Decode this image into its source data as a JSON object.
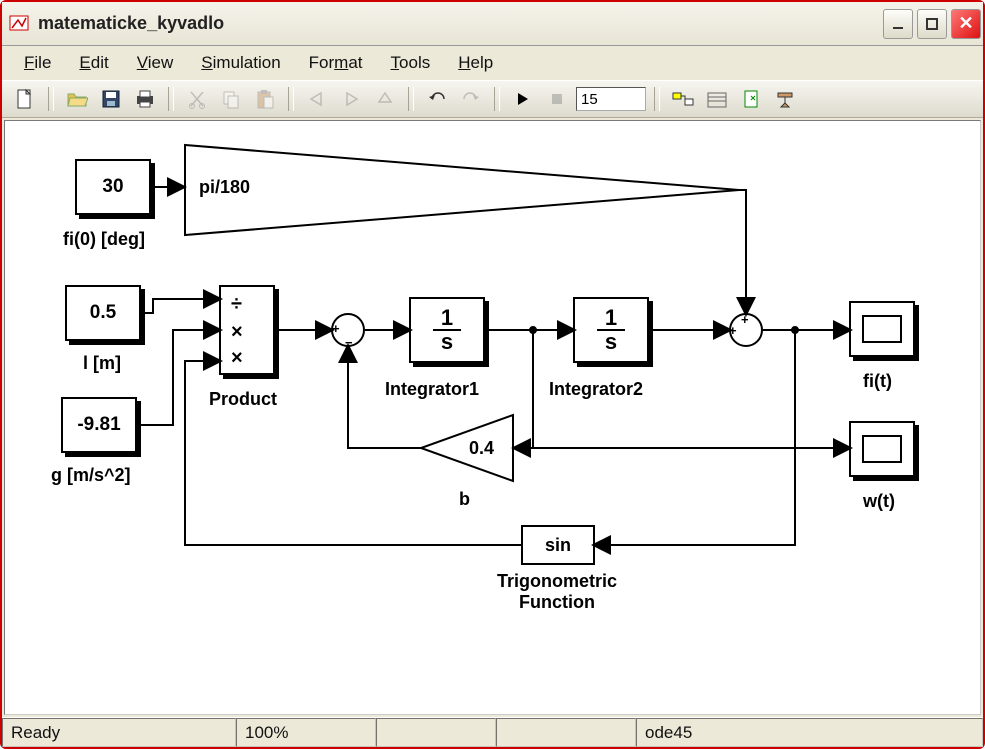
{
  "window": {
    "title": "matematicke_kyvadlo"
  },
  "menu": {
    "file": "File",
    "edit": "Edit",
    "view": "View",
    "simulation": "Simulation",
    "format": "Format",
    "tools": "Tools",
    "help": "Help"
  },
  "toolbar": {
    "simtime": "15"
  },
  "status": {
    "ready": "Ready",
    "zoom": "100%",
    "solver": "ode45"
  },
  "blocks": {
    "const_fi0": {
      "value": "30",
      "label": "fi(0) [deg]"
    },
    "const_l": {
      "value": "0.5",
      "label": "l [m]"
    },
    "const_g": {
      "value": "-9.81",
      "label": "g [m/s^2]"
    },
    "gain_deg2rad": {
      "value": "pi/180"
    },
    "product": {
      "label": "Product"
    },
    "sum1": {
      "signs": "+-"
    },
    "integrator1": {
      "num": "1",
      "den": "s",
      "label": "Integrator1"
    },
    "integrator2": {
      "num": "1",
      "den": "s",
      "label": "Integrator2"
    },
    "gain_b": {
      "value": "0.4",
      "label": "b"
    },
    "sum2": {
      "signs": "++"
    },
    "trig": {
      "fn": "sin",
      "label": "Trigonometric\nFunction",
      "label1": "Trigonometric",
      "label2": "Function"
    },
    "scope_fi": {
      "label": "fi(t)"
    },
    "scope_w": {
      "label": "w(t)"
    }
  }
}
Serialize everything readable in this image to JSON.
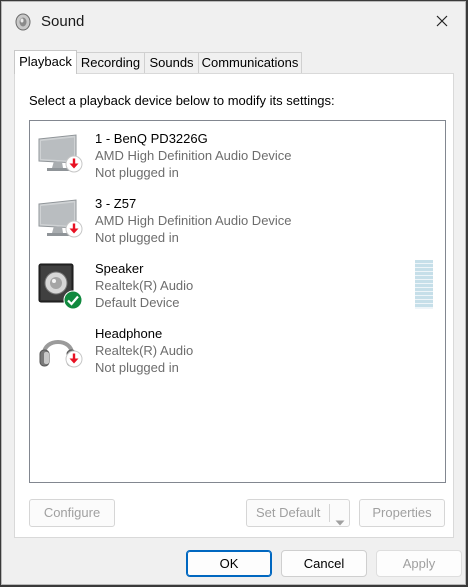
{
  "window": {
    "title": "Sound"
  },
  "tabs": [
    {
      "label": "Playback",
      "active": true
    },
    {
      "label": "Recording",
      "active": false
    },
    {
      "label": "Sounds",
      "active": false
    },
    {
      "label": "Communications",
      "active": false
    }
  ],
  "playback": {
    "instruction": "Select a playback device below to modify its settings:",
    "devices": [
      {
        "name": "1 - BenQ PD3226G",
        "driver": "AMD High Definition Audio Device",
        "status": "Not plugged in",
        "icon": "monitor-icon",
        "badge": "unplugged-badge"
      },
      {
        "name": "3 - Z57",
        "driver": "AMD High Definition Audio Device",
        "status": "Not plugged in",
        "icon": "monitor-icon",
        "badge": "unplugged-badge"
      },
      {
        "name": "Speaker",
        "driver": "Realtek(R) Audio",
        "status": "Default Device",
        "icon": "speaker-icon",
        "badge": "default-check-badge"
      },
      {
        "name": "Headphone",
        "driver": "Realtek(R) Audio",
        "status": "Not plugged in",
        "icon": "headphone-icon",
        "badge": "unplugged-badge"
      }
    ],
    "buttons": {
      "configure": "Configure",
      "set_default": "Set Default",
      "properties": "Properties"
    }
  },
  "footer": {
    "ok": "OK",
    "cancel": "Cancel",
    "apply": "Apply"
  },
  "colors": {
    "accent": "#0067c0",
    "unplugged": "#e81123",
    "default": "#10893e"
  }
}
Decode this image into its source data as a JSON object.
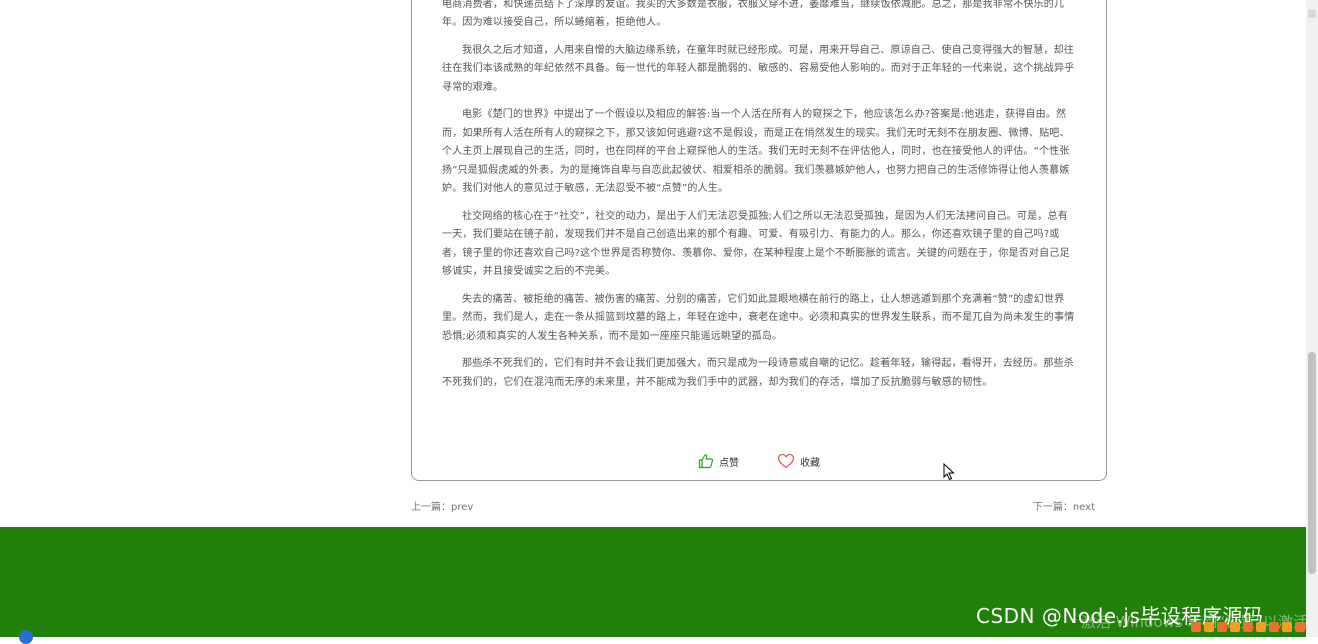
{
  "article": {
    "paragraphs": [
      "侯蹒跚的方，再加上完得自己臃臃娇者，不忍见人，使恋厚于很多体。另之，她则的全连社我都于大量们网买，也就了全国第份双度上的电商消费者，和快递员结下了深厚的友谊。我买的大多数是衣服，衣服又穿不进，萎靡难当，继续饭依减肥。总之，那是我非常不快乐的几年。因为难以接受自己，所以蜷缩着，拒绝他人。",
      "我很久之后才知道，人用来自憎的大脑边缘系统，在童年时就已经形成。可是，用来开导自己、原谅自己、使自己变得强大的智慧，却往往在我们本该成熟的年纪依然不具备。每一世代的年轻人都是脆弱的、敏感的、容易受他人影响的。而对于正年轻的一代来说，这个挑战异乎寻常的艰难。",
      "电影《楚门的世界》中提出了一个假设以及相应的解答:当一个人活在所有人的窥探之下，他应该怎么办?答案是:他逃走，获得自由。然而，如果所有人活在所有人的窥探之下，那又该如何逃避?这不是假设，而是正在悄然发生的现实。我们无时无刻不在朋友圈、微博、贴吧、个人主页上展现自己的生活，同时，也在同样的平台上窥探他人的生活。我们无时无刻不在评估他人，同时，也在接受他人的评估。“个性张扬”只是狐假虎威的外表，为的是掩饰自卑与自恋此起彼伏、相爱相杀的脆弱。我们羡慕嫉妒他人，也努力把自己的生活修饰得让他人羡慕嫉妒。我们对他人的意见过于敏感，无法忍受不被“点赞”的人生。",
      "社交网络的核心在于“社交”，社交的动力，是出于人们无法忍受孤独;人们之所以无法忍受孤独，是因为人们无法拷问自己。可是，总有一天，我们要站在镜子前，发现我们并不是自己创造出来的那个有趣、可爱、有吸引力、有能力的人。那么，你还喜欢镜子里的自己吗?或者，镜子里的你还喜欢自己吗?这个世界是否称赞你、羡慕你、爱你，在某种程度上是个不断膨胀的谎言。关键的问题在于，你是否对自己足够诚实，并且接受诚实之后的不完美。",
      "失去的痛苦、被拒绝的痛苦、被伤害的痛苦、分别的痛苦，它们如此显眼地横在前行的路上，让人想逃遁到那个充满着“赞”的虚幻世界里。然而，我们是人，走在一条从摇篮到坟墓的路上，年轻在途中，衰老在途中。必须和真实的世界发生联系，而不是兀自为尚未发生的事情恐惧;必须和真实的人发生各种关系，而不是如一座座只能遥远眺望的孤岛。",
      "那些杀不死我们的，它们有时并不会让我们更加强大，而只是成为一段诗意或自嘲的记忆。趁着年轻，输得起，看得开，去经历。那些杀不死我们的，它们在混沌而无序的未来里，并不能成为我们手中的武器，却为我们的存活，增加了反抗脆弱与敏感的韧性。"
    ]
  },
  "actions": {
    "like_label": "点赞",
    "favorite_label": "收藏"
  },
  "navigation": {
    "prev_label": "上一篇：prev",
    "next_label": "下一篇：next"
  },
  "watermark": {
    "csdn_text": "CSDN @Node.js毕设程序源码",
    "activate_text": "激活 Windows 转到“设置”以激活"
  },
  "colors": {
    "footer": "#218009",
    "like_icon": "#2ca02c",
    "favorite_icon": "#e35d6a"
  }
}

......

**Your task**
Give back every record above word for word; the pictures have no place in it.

**Exercise output**
Decode this image into its source data as a JSON object.
{
  "window": {
    "title": "matematicke_kyvadlo"
  },
  "menu": {
    "file": "File",
    "edit": "Edit",
    "view": "View",
    "simulation": "Simulation",
    "format": "Format",
    "tools": "Tools",
    "help": "Help"
  },
  "toolbar": {
    "simtime": "15"
  },
  "status": {
    "ready": "Ready",
    "zoom": "100%",
    "solver": "ode45"
  },
  "blocks": {
    "const_fi0": {
      "value": "30",
      "label": "fi(0) [deg]"
    },
    "const_l": {
      "value": "0.5",
      "label": "l [m]"
    },
    "const_g": {
      "value": "-9.81",
      "label": "g [m/s^2]"
    },
    "gain_deg2rad": {
      "value": "pi/180"
    },
    "product": {
      "label": "Product"
    },
    "sum1": {
      "signs": "+-"
    },
    "integrator1": {
      "num": "1",
      "den": "s",
      "label": "Integrator1"
    },
    "integrator2": {
      "num": "1",
      "den": "s",
      "label": "Integrator2"
    },
    "gain_b": {
      "value": "0.4",
      "label": "b"
    },
    "sum2": {
      "signs": "++"
    },
    "trig": {
      "fn": "sin",
      "label": "Trigonometric\nFunction",
      "label1": "Trigonometric",
      "label2": "Function"
    },
    "scope_fi": {
      "label": "fi(t)"
    },
    "scope_w": {
      "label": "w(t)"
    }
  }
}
Serialize everything readable in this image to JSON.
{
  "window": {
    "title": "Sound"
  },
  "tabs": [
    {
      "label": "Playback",
      "active": true
    },
    {
      "label": "Recording",
      "active": false
    },
    {
      "label": "Sounds",
      "active": false
    },
    {
      "label": "Communications",
      "active": false
    }
  ],
  "playback": {
    "instruction": "Select a playback device below to modify its settings:",
    "devices": [
      {
        "name": "1 - BenQ PD3226G",
        "driver": "AMD High Definition Audio Device",
        "status": "Not plugged in",
        "icon": "monitor-icon",
        "badge": "unplugged-badge"
      },
      {
        "name": "3 - Z57",
        "driver": "AMD High Definition Audio Device",
        "status": "Not plugged in",
        "icon": "monitor-icon",
        "badge": "unplugged-badge"
      },
      {
        "name": "Speaker",
        "driver": "Realtek(R) Audio",
        "status": "Default Device",
        "icon": "speaker-icon",
        "badge": "default-check-badge"
      },
      {
        "name": "Headphone",
        "driver": "Realtek(R) Audio",
        "status": "Not plugged in",
        "icon": "headphone-icon",
        "badge": "unplugged-badge"
      }
    ],
    "buttons": {
      "configure": "Configure",
      "set_default": "Set Default",
      "properties": "Properties"
    }
  },
  "footer": {
    "ok": "OK",
    "cancel": "Cancel",
    "apply": "Apply"
  },
  "colors": {
    "accent": "#0067c0",
    "unplugged": "#e81123",
    "default": "#10893e"
  }
}
Decode this image into its source data as a JSON object.
{
  "article": {
    "paragraphs": [
      "侯蹒跚的方，再加上完得自己臃臃娇者，不忍见人，使恋厚于很多体。另之，她则的全连社我都于大量们网买，也就了全国第份双度上的电商消费者，和快递员结下了深厚的友谊。我买的大多数是衣服，衣服又穿不进，萎靡难当，继续饭依减肥。总之，那是我非常不快乐的几年。因为难以接受自己，所以蜷缩着，拒绝他人。",
      "我很久之后才知道，人用来自憎的大脑边缘系统，在童年时就已经形成。可是，用来开导自己、原谅自己、使自己变得强大的智慧，却往往在我们本该成熟的年纪依然不具备。每一世代的年轻人都是脆弱的、敏感的、容易受他人影响的。而对于正年轻的一代来说，这个挑战异乎寻常的艰难。",
      "电影《楚门的世界》中提出了一个假设以及相应的解答:当一个人活在所有人的窥探之下，他应该怎么办?答案是:他逃走，获得自由。然而，如果所有人活在所有人的窥探之下，那又该如何逃避?这不是假设，而是正在悄然发生的现实。我们无时无刻不在朋友圈、微博、贴吧、个人主页上展现自己的生活，同时，也在同样的平台上窥探他人的生活。我们无时无刻不在评估他人，同时，也在接受他人的评估。“个性张扬”只是狐假虎威的外表，为的是掩饰自卑与自恋此起彼伏、相爱相杀的脆弱。我们羡慕嫉妒他人，也努力把自己的生活修饰得让他人羡慕嫉妒。我们对他人的意见过于敏感，无法忍受不被“点赞”的人生。",
      "社交网络的核心在于“社交”，社交的动力，是出于人们无法忍受孤独;人们之所以无法忍受孤独，是因为人们无法拷问自己。可是，总有一天，我们要站在镜子前，发现我们并不是自己创造出来的那个有趣、可爱、有吸引力、有能力的人。那么，你还喜欢镜子里的自己吗?或者，镜子里的你还喜欢自己吗?这个世界是否称赞你、羡慕你、爱你，在某种程度上是个不断膨胀的谎言。关键的问题在于，你是否对自己足够诚实，并且接受诚实之后的不完美。",
      "失去的痛苦、被拒绝的痛苦、被伤害的痛苦、分别的痛苦，它们如此显眼地横在前行的路上，让人想逃遁到那个充满着“赞”的虚幻世界里。然而，我们是人，走在一条从摇篮到坟墓的路上，年轻在途中，衰老在途中。必须和真实的世界发生联系，而不是兀自为尚未发生的事情恐惧;必须和真实的人发生各种关系，而不是如一座座只能遥远眺望的孤岛。",
      "那些杀不死我们的，它们有时并不会让我们更加强大，而只是成为一段诗意或自嘲的记忆。趁着年轻，输得起，看得开，去经历。那些杀不死我们的，它们在混沌而无序的未来里，并不能成为我们手中的武器，却为我们的存活，增加了反抗脆弱与敏感的韧性。"
    ]
  },
  "actions": {
    "like_label": "点赞",
    "favorite_label": "收藏"
  },
  "navigation": {
    "prev_label": "上一篇：prev",
    "next_label": "下一篇：next"
  },
  "watermark": {
    "csdn_text": "CSDN @Node.js毕设程序源码",
    "activate_text": "激活 Windows 转到“设置”以激活"
  },
  "colors": {
    "footer": "#218009",
    "like_icon": "#2ca02c",
    "favorite_icon": "#e35d6a"
  }
}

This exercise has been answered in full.